“Everybody made a bigger deal out of it than it was,” he said. “After all those years, one performance that got trashed is going to ruin me? I don’t think so. I feel right now I’m conducting as well, if not better, than I ever have.”
But he admits, “It’s one of those things where people want to hear what really happened, and they will.” The conductor includes a chapter about the incident in his new book, “Conducting Business: Unveiling the Mystery Behind the Maestro,” due out in July.
For Slatkin, music and religion are both about coming together. In April, he conducted Dvorak’s “New World” symphony at Congregation Shaarey Zedek as part of the Detroit orchestra’s Neighborhood Concert Series, a program designed to help build relationships throughout Southeast Michigan.
He is also proud of an ongoing recording project of Jewish and Israel-related music, scheduled for release next year. “We were recording Bloch’s ‘Schelomo’ with cellist Sol Gabetta,” he said.” It’s a work I’ve always loved. When I was a kid, you heard this piece every season. And when we were recording the Bruch ‘Kol Nidre,’ I realized that I used to go hear my parents play it in temple.”
Slatkin also used to go hear his parents perform on the Hollywood Bowl stage. Father Felix was a violinist, who, with his cellist wife, Eleanor Aller, founded the legendary Hollywood String Quartet.
“I’ve become very proud of the heritage,” he said, referring to his family’s Jewish roots. “Going back to the ‘Schelomo’ I did a few months ago with Sol. Here we were playing it with the Deutsche Symphony, a German orchestra, and in Vienna, with a cellist from Argentina and the conductor was a Jew from Hollywood. That was a real coming-together. Does it get any better than that?”
Leonard Slatkin conducts at the Hollywood Bowl on July 10 and July 12. For information and tickets, visit hollywoodbowl.com/tickets.
We welcome your feedback.
Your information will not be shared or sold without your consent. Get all the details.
Terms of Service

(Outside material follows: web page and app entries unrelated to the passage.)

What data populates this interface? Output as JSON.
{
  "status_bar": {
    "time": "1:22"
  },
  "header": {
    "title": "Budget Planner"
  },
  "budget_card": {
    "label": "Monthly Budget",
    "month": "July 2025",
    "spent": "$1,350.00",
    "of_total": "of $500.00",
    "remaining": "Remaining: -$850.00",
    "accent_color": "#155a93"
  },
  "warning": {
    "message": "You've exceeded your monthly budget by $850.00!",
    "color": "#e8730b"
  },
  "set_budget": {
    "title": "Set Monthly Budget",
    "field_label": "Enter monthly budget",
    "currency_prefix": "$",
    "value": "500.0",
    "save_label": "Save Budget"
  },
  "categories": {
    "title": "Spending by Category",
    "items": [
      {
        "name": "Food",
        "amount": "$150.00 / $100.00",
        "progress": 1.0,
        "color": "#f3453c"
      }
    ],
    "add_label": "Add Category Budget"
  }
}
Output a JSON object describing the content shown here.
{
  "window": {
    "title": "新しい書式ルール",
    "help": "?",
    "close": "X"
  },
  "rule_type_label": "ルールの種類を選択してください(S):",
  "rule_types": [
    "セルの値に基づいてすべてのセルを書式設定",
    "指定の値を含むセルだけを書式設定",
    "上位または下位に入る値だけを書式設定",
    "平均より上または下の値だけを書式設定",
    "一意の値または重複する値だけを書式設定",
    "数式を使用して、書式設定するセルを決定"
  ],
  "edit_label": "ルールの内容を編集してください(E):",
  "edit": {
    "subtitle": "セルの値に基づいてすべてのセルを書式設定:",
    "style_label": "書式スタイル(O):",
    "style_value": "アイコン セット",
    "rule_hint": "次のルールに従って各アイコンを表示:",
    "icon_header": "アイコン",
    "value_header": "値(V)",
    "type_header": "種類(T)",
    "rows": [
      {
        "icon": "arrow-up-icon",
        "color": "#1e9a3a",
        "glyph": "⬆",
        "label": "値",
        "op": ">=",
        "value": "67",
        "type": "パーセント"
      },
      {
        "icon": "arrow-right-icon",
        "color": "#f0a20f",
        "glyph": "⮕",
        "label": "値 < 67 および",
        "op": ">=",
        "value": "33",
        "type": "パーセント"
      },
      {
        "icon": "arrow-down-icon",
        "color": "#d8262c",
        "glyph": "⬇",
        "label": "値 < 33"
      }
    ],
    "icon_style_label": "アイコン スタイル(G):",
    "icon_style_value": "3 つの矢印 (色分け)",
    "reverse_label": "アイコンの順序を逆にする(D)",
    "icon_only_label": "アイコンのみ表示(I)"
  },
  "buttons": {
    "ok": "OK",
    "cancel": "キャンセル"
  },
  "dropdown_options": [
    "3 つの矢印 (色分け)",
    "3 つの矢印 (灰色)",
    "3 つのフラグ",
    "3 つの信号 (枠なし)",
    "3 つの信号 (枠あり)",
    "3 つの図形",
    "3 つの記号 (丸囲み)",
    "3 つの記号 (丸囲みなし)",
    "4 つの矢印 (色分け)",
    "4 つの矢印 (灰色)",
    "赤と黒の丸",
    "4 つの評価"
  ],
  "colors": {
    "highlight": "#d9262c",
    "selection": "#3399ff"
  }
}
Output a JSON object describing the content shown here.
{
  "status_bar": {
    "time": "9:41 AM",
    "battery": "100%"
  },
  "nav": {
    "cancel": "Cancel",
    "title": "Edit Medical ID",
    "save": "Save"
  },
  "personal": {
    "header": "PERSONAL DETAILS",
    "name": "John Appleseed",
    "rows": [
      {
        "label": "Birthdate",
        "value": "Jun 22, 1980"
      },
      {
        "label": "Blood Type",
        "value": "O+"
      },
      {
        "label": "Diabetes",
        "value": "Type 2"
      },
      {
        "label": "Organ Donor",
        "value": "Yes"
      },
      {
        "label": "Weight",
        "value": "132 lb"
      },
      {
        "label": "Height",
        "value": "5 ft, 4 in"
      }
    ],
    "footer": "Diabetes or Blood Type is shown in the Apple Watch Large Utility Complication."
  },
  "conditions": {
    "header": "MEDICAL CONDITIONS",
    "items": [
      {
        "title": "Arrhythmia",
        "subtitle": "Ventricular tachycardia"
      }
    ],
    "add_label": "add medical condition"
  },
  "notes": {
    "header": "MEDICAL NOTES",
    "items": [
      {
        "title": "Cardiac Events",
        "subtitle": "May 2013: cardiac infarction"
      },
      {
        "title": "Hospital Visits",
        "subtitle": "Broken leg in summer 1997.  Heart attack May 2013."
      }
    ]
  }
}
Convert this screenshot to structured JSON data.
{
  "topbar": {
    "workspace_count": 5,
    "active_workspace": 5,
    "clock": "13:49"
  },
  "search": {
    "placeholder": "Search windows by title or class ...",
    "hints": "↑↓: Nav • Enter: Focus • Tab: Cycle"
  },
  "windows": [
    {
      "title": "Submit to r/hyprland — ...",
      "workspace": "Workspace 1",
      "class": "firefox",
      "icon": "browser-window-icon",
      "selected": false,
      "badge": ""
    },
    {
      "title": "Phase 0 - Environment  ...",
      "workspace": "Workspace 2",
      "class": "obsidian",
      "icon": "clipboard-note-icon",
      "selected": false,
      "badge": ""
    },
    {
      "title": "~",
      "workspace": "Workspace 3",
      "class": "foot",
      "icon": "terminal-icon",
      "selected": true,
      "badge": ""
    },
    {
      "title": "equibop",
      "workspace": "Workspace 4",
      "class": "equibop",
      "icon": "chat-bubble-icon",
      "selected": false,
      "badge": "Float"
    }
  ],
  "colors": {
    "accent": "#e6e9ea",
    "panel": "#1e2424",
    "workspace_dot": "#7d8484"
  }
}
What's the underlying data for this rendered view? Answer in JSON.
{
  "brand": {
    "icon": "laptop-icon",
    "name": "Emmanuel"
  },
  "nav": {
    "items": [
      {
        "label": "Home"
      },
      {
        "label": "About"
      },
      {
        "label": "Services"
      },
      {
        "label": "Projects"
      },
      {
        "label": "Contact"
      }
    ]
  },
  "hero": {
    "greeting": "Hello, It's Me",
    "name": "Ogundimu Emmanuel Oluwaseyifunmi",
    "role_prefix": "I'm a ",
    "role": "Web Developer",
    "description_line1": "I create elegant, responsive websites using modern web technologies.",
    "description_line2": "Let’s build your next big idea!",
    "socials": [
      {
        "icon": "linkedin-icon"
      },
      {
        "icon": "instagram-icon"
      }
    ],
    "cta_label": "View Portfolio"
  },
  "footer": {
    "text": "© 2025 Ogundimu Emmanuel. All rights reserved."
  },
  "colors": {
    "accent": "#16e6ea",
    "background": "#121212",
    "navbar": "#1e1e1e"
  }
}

JewishJournal.com has rules for its commenting community.Get all the details.
JewishJournal.com reserves the right to use your comment in our weekly print publication.